** ASSIGNED TASK **
Using the data below, copy every line that contains the word "price".

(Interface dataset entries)
※ ※ ※

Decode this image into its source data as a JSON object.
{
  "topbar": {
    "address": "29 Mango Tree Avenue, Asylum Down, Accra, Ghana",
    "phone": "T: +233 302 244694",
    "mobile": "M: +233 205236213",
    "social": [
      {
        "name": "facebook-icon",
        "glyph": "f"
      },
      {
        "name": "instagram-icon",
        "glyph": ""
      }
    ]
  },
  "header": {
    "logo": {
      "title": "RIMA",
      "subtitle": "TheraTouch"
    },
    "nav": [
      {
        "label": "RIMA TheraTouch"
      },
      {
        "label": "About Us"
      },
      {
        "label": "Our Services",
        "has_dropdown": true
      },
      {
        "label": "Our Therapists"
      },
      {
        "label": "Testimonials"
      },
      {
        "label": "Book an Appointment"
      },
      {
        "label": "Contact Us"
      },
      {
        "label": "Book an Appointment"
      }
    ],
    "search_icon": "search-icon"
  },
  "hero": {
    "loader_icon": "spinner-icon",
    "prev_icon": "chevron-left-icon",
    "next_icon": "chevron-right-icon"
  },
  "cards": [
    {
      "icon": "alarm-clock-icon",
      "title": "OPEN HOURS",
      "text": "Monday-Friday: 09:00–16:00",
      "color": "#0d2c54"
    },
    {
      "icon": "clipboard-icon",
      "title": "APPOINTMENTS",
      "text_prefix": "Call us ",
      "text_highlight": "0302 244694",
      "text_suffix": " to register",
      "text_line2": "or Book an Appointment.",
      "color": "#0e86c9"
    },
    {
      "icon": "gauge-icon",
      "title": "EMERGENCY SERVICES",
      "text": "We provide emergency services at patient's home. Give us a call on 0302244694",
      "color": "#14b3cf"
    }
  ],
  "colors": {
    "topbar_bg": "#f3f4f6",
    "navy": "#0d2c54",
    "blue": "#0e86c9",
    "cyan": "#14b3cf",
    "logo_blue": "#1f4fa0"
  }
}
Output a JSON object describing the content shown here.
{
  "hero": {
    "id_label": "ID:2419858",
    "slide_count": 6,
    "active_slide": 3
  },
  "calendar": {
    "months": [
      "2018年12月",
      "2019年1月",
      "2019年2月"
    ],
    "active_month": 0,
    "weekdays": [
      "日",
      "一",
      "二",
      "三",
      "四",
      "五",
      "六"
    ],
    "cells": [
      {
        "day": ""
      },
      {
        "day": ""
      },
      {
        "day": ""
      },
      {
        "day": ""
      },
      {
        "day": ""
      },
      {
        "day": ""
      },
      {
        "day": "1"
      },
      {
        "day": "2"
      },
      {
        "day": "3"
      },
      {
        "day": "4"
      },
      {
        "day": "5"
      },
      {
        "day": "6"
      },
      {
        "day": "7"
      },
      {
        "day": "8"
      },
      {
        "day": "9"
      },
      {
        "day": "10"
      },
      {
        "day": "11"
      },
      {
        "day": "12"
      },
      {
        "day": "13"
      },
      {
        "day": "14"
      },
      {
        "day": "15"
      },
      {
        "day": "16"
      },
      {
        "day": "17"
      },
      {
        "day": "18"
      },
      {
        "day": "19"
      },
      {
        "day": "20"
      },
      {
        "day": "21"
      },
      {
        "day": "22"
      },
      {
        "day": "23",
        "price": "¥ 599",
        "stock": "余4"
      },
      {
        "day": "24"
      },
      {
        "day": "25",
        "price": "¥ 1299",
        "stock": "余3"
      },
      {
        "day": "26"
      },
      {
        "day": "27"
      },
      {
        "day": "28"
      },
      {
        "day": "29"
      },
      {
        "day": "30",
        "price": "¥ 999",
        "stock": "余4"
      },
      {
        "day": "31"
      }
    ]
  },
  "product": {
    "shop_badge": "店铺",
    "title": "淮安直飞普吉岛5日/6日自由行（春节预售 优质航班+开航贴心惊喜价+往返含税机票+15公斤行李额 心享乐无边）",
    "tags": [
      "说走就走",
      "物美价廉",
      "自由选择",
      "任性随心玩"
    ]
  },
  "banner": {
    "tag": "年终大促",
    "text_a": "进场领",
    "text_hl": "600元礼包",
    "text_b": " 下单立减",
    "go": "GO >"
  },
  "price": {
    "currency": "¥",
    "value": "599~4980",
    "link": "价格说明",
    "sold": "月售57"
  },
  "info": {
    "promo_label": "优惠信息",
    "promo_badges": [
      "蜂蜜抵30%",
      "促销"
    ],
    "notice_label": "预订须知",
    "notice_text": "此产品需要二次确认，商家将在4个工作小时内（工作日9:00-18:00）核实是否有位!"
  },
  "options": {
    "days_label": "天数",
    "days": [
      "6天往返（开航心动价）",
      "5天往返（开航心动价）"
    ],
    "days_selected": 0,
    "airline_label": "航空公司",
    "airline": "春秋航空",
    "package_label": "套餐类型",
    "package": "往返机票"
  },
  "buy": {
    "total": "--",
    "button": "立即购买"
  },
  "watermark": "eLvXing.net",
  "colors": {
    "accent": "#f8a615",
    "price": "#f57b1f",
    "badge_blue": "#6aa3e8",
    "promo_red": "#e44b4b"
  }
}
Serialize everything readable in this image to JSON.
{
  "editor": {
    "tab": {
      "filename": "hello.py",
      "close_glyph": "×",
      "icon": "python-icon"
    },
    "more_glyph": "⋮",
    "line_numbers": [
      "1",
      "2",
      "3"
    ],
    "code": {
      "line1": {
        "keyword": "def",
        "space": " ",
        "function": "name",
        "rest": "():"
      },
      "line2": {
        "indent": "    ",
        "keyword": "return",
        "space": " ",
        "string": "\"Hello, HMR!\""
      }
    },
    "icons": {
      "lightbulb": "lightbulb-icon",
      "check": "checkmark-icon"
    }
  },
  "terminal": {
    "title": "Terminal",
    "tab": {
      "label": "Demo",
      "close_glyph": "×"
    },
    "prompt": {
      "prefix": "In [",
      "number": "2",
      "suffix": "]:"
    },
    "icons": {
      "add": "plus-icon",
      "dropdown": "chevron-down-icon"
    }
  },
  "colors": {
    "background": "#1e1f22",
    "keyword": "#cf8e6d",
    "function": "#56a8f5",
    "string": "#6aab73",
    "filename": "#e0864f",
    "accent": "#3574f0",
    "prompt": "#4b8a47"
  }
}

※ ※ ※

** WRITTEN ANSWER **
        "price": "¥ 599",
        "price": "¥ 1299",
        "price": "¥ 999",
  "price": {
    "price": "#f57b1f",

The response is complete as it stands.